Component data from apps and pages

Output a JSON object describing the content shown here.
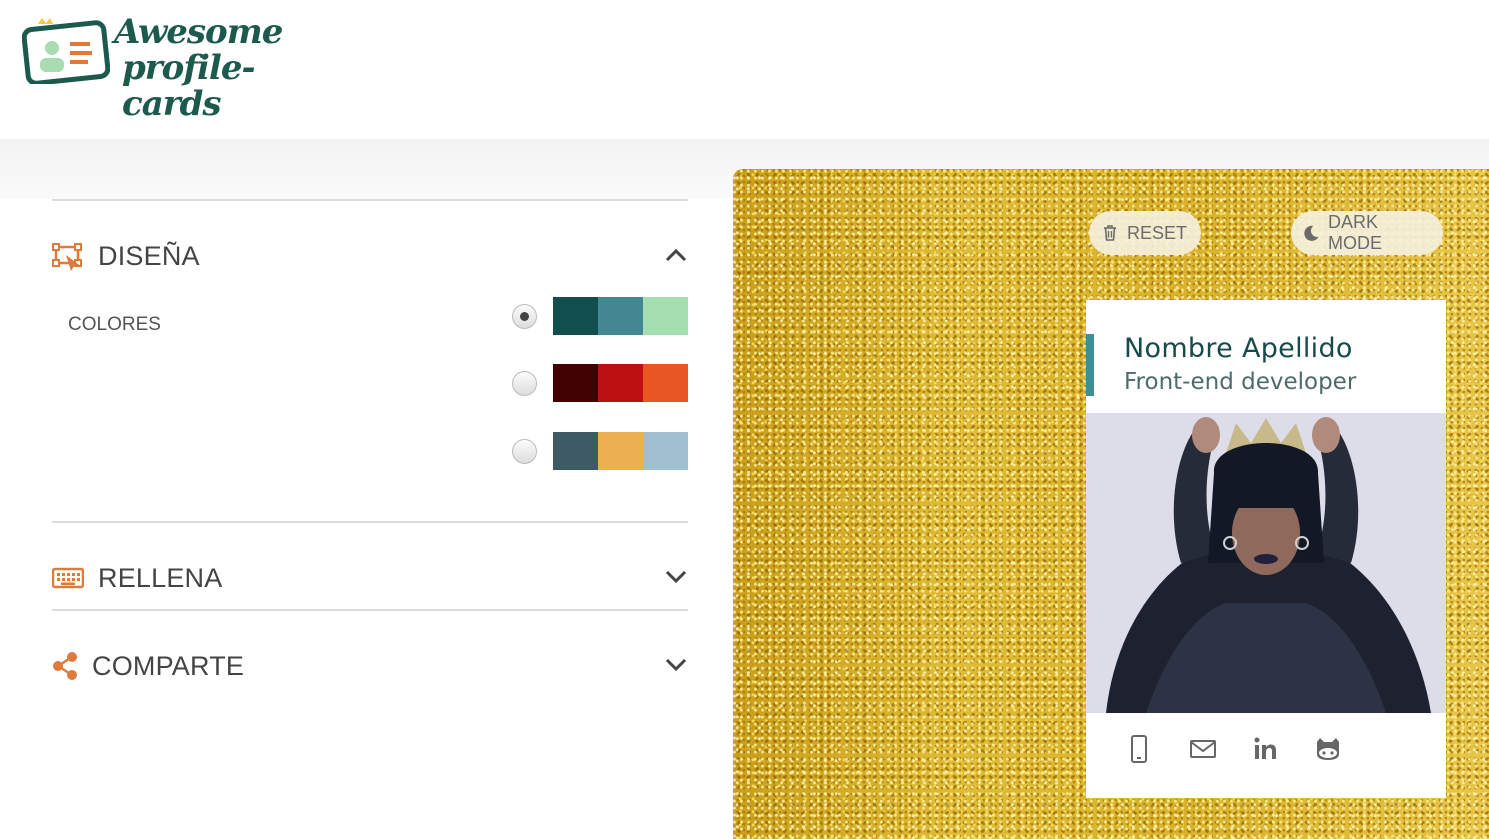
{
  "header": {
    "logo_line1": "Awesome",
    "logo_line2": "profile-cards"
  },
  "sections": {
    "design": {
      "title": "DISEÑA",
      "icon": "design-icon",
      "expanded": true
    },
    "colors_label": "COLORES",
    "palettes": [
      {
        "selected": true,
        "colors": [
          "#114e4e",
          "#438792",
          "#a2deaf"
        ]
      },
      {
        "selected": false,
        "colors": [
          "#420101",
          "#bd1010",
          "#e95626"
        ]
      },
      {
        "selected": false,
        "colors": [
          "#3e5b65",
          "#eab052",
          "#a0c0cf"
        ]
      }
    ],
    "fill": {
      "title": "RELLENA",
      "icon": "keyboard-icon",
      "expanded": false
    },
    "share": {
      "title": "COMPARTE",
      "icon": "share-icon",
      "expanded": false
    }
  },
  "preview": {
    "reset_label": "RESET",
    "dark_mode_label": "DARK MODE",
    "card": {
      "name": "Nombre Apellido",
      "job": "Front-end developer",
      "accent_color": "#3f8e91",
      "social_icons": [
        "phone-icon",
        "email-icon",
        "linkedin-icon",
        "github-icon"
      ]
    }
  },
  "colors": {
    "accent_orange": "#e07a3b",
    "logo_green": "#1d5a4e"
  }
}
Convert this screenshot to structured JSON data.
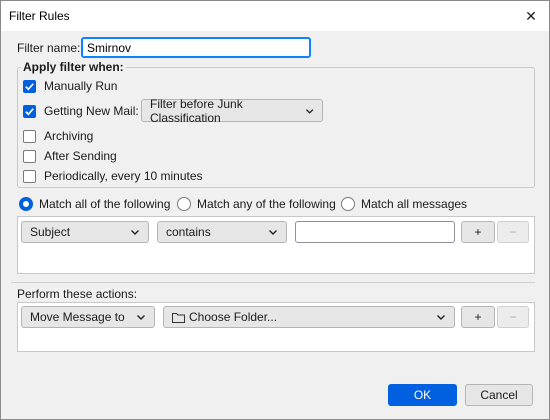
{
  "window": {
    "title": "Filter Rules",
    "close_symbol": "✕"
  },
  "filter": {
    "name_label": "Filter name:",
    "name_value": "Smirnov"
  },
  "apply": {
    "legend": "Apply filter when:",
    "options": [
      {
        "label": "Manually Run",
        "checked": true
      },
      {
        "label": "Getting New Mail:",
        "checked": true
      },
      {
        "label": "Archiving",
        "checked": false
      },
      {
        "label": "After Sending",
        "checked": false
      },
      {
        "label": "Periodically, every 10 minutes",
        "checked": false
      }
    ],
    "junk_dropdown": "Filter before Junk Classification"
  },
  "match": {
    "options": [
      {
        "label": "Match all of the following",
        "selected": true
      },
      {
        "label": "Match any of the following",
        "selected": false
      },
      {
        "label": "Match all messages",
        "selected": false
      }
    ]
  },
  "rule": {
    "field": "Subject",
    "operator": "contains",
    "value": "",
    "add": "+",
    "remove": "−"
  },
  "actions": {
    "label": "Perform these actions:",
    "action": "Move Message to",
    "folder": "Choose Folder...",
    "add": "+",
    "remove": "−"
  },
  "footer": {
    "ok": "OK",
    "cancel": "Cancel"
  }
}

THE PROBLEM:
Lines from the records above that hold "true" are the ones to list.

WRITTEN ANSWER:
      "expanded": true
        "selected": true,
        "checked": true
        "checked": true
        "selected": true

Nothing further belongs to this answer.